Copy every line of the data that includes the string "Francisco".
*** TASK INPUTS
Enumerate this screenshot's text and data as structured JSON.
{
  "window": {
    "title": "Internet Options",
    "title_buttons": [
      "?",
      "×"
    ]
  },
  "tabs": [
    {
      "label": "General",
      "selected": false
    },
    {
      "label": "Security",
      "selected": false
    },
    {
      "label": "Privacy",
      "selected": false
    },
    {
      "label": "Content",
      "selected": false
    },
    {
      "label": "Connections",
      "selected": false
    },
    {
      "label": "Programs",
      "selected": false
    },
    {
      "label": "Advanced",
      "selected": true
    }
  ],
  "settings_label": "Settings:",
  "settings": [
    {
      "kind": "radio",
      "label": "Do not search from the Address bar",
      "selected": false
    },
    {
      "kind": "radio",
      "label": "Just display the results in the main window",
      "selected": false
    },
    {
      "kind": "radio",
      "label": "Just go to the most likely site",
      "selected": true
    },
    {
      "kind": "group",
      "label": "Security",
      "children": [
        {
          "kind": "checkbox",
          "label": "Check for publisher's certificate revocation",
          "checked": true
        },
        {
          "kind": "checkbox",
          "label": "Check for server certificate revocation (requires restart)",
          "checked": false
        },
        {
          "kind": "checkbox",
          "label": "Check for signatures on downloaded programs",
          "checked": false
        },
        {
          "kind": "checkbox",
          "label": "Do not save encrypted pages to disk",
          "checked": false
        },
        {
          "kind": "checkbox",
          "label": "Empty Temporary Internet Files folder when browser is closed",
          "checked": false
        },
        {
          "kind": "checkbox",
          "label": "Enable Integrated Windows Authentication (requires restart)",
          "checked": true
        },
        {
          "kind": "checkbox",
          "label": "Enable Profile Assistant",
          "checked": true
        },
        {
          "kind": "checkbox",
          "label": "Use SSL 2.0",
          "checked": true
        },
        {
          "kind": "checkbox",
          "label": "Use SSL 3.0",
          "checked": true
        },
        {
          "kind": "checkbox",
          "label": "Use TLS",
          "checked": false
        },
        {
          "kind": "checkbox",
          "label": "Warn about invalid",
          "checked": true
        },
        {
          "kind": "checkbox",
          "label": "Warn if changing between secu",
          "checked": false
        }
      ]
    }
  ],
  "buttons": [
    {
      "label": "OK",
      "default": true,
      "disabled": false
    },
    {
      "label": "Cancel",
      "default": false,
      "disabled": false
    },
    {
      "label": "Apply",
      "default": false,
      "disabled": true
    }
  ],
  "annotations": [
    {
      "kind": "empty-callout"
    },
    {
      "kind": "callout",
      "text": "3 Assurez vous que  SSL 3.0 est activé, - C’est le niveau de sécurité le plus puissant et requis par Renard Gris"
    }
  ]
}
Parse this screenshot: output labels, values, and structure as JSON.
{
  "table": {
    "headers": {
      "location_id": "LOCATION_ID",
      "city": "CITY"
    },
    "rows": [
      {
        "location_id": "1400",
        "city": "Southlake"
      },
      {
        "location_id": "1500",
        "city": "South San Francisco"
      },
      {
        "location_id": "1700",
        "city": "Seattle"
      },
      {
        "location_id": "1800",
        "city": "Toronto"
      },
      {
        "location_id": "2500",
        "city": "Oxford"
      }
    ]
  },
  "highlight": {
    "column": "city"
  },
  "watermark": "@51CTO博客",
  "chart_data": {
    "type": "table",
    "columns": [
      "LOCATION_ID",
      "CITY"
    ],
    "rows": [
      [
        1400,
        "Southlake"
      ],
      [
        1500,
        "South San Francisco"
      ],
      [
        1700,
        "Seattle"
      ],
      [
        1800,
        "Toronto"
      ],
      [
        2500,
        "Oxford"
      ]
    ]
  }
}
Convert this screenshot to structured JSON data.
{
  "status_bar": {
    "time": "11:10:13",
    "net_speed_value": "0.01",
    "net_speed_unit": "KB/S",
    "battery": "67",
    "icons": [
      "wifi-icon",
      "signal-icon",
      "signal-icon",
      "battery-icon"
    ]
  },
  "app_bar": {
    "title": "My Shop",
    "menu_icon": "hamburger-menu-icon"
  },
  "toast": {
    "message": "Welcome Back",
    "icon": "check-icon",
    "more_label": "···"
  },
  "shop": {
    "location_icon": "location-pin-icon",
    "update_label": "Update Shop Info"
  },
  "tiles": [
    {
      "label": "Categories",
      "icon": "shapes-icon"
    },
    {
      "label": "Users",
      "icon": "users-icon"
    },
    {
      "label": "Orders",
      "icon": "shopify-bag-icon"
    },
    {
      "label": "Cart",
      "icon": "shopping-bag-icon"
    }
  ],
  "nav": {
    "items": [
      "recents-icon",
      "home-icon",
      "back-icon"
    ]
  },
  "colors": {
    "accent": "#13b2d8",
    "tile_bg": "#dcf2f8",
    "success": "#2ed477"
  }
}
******
** RESPONSE AREA **
        "city": "South San Francisco"
        "South San Francisco"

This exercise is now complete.